Lameness (limping) in Cats - Page 5

My Pet: FREE Tools to Care for Your Pet and Connect with Others

Over 10,000 Vet Approved Articles Search All Articles

Lameness (limping) in Cats

By: Dr. Nicholas Trout

Read By: Pet Lovers
Email To A Friend Print
When lameness is due to a fracture, most fractures occur secondary to severe traumatic events and can therefore be prevented by keeping your cat indoors. Spaying or neutering your pet will reduce the tendency to wander that can lead to trauma and fractures.

Sometimes lameness is secondary to nutritional problems. Cats should be fed a carefully balanced diet to ensure a strong and healthy skeleton. In the case of "homemade recipes," consult with your veterinarian so that vital minerals and vitamins for good bone development and maintenance are adequately provided.

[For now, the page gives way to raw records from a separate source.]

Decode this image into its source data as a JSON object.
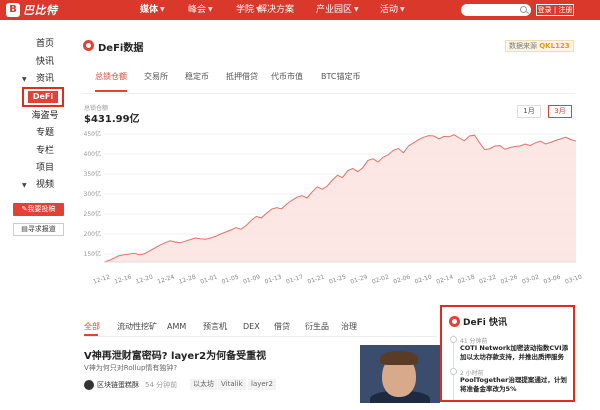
{
  "brand": {
    "logo_text": "巴比特",
    "logo_mark": "B"
  },
  "nav": {
    "items": [
      {
        "label": "媒体",
        "caret": true,
        "active": true
      },
      {
        "label": "峰会",
        "caret": true,
        "active": false
      },
      {
        "label": "学院",
        "caret": true,
        "active": false
      },
      {
        "label": "解决方案",
        "caret": false,
        "active": false
      },
      {
        "label": "产业园区",
        "caret": true,
        "active": false
      },
      {
        "label": "活动",
        "caret": true,
        "active": false
      }
    ],
    "login_label": "登录 | 注册"
  },
  "sidebar": {
    "items": [
      "首页",
      "快讯",
      "资讯",
      "DeFi",
      "海盗号",
      "专题",
      "专栏",
      "项目",
      "视频"
    ],
    "active": "DeFi",
    "contribute_label": "我要投稿",
    "report_label": "寻求报道"
  },
  "header": {
    "title": "DeFi数据",
    "source_prefix": "数据来源",
    "source_name": "QKL123"
  },
  "tabs": [
    "总锁仓额",
    "交易所",
    "稳定币",
    "抵押借贷",
    "代币市值",
    "BTC锚定币"
  ],
  "active_tab": "总锁仓额",
  "kpi": {
    "label": "总锁仓额",
    "value": "$431.99亿"
  },
  "ranges": [
    "1月",
    "3月"
  ],
  "active_range": "3月",
  "colors": {
    "accent": "#e24235",
    "line": "#e0736a",
    "fill": "#fbe3e0"
  },
  "chart_data": {
    "type": "area",
    "ylabels": [
      "450亿",
      "400亿",
      "350亿",
      "300亿",
      "250亿",
      "200亿",
      "150亿"
    ],
    "ylim": [
      130,
      460
    ],
    "xlabels": [
      "12-12",
      "12-16",
      "12-20",
      "12-24",
      "12-28",
      "01-01",
      "01-05",
      "01-09",
      "01-13",
      "01-17",
      "01-21",
      "01-25",
      "01-29",
      "02-02",
      "02-06",
      "02-10",
      "02-14",
      "02-18",
      "02-22",
      "02-26",
      "03-02",
      "03-06",
      "03-10"
    ],
    "values": [
      130,
      134,
      140,
      146,
      148,
      150,
      152,
      148,
      151,
      158,
      165,
      172,
      178,
      183,
      180,
      178,
      182,
      186,
      190,
      188,
      187,
      190,
      194,
      200,
      205,
      210,
      216,
      212,
      221,
      234,
      244,
      240,
      252,
      262,
      266,
      263,
      275,
      284,
      292,
      296,
      290,
      305,
      318,
      312,
      320,
      335,
      347,
      341,
      358,
      364,
      356,
      366,
      384,
      388,
      380,
      392,
      398,
      409,
      414,
      403,
      420,
      428,
      436,
      442,
      446,
      445,
      438,
      444,
      443,
      448,
      440,
      433,
      445,
      447,
      428,
      411,
      413,
      420,
      421,
      412,
      416,
      419,
      420,
      425,
      421,
      428,
      432,
      425,
      429,
      434,
      438,
      442,
      436,
      432
    ]
  },
  "bottom_tabs": [
    "全部",
    "流动性挖矿",
    "AMM",
    "预言机",
    "DEX",
    "借贷",
    "衍生品",
    "治理"
  ],
  "article": {
    "title": "V神再泄财富密码? layer2为何备受重视",
    "subtitle": "V神为何只对Rollup情有独钟?",
    "author": "区块链蛋糕酥",
    "time": "54 分钟前",
    "tags": [
      "以太坊",
      "Vitalik",
      "layer2"
    ]
  },
  "news": {
    "title": "DeFi 快讯",
    "items": [
      {
        "time": "41 分钟前",
        "text": "COTI Network加密波动指数CVI添加以太坊存款支持，并推出质押服务"
      },
      {
        "time": "2 小时前",
        "text": "PoolTogether治理提案通过，计划将准备金率改为5%"
      }
    ]
  }
}
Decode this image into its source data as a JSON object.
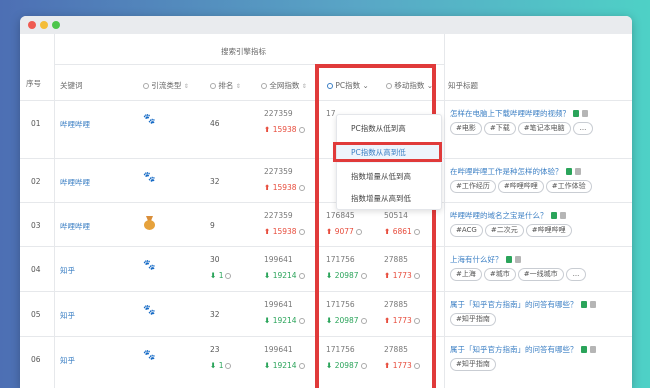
{
  "window": {
    "accent": "#3b7fc4",
    "highlight_color": "#e03a3a"
  },
  "table": {
    "group_header": "搜索引擎指标",
    "columns": {
      "seq": "序号",
      "keyword": "关键词",
      "source": "引流类型",
      "rank": "排名",
      "total_index": "全网指数",
      "pc_index": "PC指数",
      "mobile_index": "移动指数",
      "zhihu_title": "知乎标题"
    },
    "rows": [
      {
        "seq": "01",
        "keyword": "哔哩哔哩",
        "source_icon": "paw-icon",
        "rank": "46",
        "rank_change": "",
        "total": "227359",
        "total_change": "15938",
        "total_dir": "up",
        "pc": "17",
        "pc_change": "",
        "pc_dir": "up",
        "mobile": "",
        "mobile_change": "",
        "mobile_dir": "up",
        "title": "怎样在电脑上下载哔哩哔哩的视频？",
        "tags": [
          "#电影",
          "#下载",
          "#笔记本电脑",
          "..."
        ]
      },
      {
        "seq": "02",
        "keyword": "哔哩哔哩",
        "source_icon": "paw-icon",
        "rank": "32",
        "rank_change": "",
        "total": "227359",
        "total_change": "15938",
        "total_dir": "up",
        "pc": "",
        "pc_change": "",
        "pc_dir": "up",
        "mobile": "",
        "mobile_change": "",
        "mobile_dir": "up",
        "title": "在哔哩哔哩工作是种怎样的体验？",
        "tags": [
          "#工作经历",
          "#哔哩哔哩",
          "#工作体验"
        ]
      },
      {
        "seq": "03",
        "keyword": "哔哩哔哩",
        "source_icon": "medal-icon",
        "rank": "9",
        "rank_change": "",
        "total": "227359",
        "total_change": "15938",
        "total_dir": "up",
        "pc": "176845",
        "pc_change": "9077",
        "pc_dir": "up",
        "mobile": "50514",
        "mobile_change": "6861",
        "mobile_dir": "up",
        "title": "哔哩哔哩的域名之宝是什么？",
        "tags": [
          "#ACG",
          "#二次元",
          "#哔哩哔哩"
        ]
      },
      {
        "seq": "04",
        "keyword": "知乎",
        "source_icon": "paw-icon",
        "rank": "30",
        "rank_change": "1",
        "total": "199641",
        "total_change": "19214",
        "total_dir": "down",
        "pc": "171756",
        "pc_change": "20987",
        "pc_dir": "down",
        "mobile": "27885",
        "mobile_change": "1773",
        "mobile_dir": "up",
        "title": "上海有什么好？",
        "tags": [
          "#上海",
          "#城市",
          "#一线城市",
          "..."
        ]
      },
      {
        "seq": "05",
        "keyword": "知乎",
        "source_icon": "paw-icon",
        "rank": "32",
        "rank_change": "",
        "total": "199641",
        "total_change": "19214",
        "total_dir": "down",
        "pc": "171756",
        "pc_change": "20987",
        "pc_dir": "down",
        "mobile": "27885",
        "mobile_change": "1773",
        "mobile_dir": "up",
        "title": "属于「知乎官方指南」的问答有哪些？",
        "tags": [
          "#知乎指南"
        ]
      },
      {
        "seq": "06",
        "keyword": "知乎",
        "source_icon": "paw-icon",
        "rank": "23",
        "rank_change": "1",
        "total": "199641",
        "total_change": "19214",
        "total_dir": "down",
        "pc": "171756",
        "pc_change": "20987",
        "pc_dir": "down",
        "mobile": "27885",
        "mobile_change": "1773",
        "mobile_dir": "up",
        "title": "属于「知乎官方指南」的问答有哪些？",
        "tags": [
          "#知乎指南"
        ]
      }
    ]
  },
  "sort_menu": {
    "items": [
      "PC指数从低到高",
      "PC指数从高到低",
      "指数增量从低到高",
      "指数增量从高到低"
    ],
    "selected": "PC指数从高到低"
  }
}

Monitor your kitten's growth, checking on limb length and straightness. If any bowing or abnormal curvature seems to be developing, consult with your veterinarian.

The number one nutritional disorder in small animals is obesity, a problem that can lead to, and exacerbate many causes of frontleg and hindleg lameness. Be sure to avoid obesity in your pet.

Finally, consult with your veterinarian at the earliest sign of a sudden onset of limb lameness.

Comment & Share
Email To A Friend Print
Keep reading! This article has multiple pages.

Cat Photos Enjoy hundreds of beautiful cat photos Let's Be Friends Follow Us On Facebook Follow Us On twitter


Email to a Friend

Article to eMail
Lameness (limping) in Cats

My Pet
Coming Soon

Tools to Care for Your Pet and
Connect with Others!

Be the First to Know.
Notify Me